**WORK INSTRUCTION**
Repeat each line of the data exactly as written.

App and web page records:
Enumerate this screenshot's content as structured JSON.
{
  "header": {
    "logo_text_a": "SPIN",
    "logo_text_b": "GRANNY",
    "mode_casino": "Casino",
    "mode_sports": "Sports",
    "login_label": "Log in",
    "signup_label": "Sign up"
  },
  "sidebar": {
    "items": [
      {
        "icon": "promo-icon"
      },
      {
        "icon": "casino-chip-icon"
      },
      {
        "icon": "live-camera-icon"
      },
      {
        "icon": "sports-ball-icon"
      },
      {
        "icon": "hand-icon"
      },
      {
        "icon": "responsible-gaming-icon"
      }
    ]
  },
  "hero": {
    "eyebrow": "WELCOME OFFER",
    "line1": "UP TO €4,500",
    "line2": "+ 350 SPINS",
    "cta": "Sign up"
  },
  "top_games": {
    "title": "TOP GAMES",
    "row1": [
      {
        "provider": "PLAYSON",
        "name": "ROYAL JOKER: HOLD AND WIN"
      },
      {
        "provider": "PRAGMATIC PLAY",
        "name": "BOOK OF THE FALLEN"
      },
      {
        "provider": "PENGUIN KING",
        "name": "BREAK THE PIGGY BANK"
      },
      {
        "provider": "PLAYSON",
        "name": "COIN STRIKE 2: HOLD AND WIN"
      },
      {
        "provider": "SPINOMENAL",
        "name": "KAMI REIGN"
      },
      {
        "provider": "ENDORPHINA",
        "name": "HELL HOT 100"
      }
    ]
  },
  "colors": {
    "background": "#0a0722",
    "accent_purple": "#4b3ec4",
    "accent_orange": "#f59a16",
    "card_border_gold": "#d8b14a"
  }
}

**SOLUTION TO THIS PROBLEM**
Enumerate this screenshot's content as structured JSON.
{
  "header": {
    "logo_text_a": "SPIN",
    "logo_text_b": "GRANNY",
    "mode_casino": "Casino",
    "mode_sports": "Sports",
    "login_label": "Log in",
    "signup_label": "Sign up"
  },
  "sidebar": {
    "items": [
      {
        "icon": "promo-icon"
      },
      {
        "icon": "casino-chip-icon"
      },
      {
        "icon": "live-camera-icon"
      },
      {
        "icon": "sports-ball-icon"
      },
      {
        "icon": "hand-icon"
      },
      {
        "icon": "responsible-gaming-icon"
      }
    ]
  },
  "hero": {
    "eyebrow": "WELCOME OFFER",
    "line1": "UP TO €4,500",
    "line2": "+ 350 SPINS",
    "cta": "Sign up"
  },
  "top_games": {
    "title": "TOP GAMES",
    "row1": [
      {
        "provider": "PLAYSON",
        "name": "ROYAL JOKER: HOLD AND WIN"
      },
      {
        "provider": "PRAGMATIC PLAY",
        "name": "BOOK OF THE FALLEN"
      },
      {
        "provider": "PENGUIN KING",
        "name": "BREAK THE PIGGY BANK"
      },
      {
        "provider": "PLAYSON",
        "name": "COIN STRIKE 2: HOLD AND WIN"
      },
      {
        "provider": "SPINOMENAL",
        "name": "KAMI REIGN"
      },
      {
        "provider": "ENDORPHINA",
        "name": "HELL HOT 100"
      }
    ]
  },
  "colors": {
    "background": "#0a0722",
    "accent_purple": "#4b3ec4",
    "accent_orange": "#f59a16",
    "card_border_gold": "#d8b14a"
  }
}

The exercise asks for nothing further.